At the Sammamish Farmers Market on July 6, there was more to enjoy than food and produce. Under the pergola, kids listened to a reading of the picture book Who Ate All the Cookie Dough by Karen Beaumont. It was read to them by none other than Rep. Kim Schrier, whose congressional district (WA-08) encompasses Sammamish.
Schrier, a former pediatrician, said she participated in the King County Library System (KCLS) event due to her “particular fondness for kids” and a desire to “connect with the community.”
She believes storytime is an important family activity. While she works in Washington D.C., she stays connected with her husband and son back in Sammamish by reading to them every night.
“It was fun for me because we went to the KCLS storytime when my son was little and it brings back a lot of memories,” Schrier said.
The Sammamish Library’s children’s librarian, Sara Jensen, 49, told us the storytime program has been around for almost a decade, but this year, the library is hosting a special six-week session called the “Outdoor Farmers Market Storytime” that runs through mid-August.
Jensen said it seemed like a great idea as the farmers market was held so close to the library, so she pitched this particular program to Deb Sogge, who runs the farmers market for the Sammamish Chamber of Commerce.
“We even sing a little song called Farmers Market Day every time,” she said.
Schrier was more of a guest reader for the program. It is usually Jensen who reads to the audience. She normally chooses books with a refrain so it is easy for little kids to interact with the text.
Reading is only one part of this program. Jensen also plays games and sings songs with the guests. During the session with Schrier, they played a counting game using cookies. Jensen said that along with the Farmers Market Day song, they also played a game where they sort vegetables based on color.
“It’s like circle time in preschool,” Jensen said. “It’s a lot of preschool readiness and kindergarten skills.”
During the COVID-19 pandemic, many young children did not have much exposure to things like circle time, which according to Jensen, inhibited their social skills. When they are singing and dancing, Jensen said she “can tell for some of the kids that it’s kind of a new thing.”

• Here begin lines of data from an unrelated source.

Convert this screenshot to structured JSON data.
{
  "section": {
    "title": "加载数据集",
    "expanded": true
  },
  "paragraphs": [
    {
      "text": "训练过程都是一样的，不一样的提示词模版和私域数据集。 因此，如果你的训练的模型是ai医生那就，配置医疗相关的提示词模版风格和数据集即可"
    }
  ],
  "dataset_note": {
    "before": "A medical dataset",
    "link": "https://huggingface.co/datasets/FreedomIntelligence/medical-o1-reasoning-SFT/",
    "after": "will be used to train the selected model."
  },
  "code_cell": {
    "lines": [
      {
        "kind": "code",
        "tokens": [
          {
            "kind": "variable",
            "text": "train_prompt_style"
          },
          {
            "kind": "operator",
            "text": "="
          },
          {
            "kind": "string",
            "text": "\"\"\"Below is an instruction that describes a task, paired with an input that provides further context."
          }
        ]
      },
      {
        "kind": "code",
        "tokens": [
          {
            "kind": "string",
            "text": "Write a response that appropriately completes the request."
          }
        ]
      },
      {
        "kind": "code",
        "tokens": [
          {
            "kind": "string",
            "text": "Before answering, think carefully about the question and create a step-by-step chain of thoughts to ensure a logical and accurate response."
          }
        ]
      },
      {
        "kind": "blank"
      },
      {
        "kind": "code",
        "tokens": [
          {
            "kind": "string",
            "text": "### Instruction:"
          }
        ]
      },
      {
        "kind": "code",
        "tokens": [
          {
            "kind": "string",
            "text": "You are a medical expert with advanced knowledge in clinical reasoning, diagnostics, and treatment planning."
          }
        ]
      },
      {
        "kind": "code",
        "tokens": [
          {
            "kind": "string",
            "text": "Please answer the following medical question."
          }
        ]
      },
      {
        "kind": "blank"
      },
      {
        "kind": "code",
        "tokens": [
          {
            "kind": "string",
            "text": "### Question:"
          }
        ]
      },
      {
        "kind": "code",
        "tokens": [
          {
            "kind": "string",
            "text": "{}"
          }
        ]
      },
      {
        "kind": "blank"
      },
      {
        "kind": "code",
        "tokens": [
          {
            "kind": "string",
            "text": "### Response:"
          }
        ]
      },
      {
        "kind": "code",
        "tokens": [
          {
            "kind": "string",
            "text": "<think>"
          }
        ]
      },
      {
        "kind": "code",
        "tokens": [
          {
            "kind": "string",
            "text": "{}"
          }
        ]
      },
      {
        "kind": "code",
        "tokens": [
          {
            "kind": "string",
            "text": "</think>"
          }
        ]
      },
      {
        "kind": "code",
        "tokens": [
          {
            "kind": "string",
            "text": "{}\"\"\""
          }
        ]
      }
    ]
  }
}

She hopes these storytime activities can help kids develop the social skills that they were missing.
Due to the pandemic, the library was restricted to outdoor storytime from 2021. However, there are plans to bring back indoor storytime this fall with a limited number of guests.
Please check here for information on upcoming storytime events.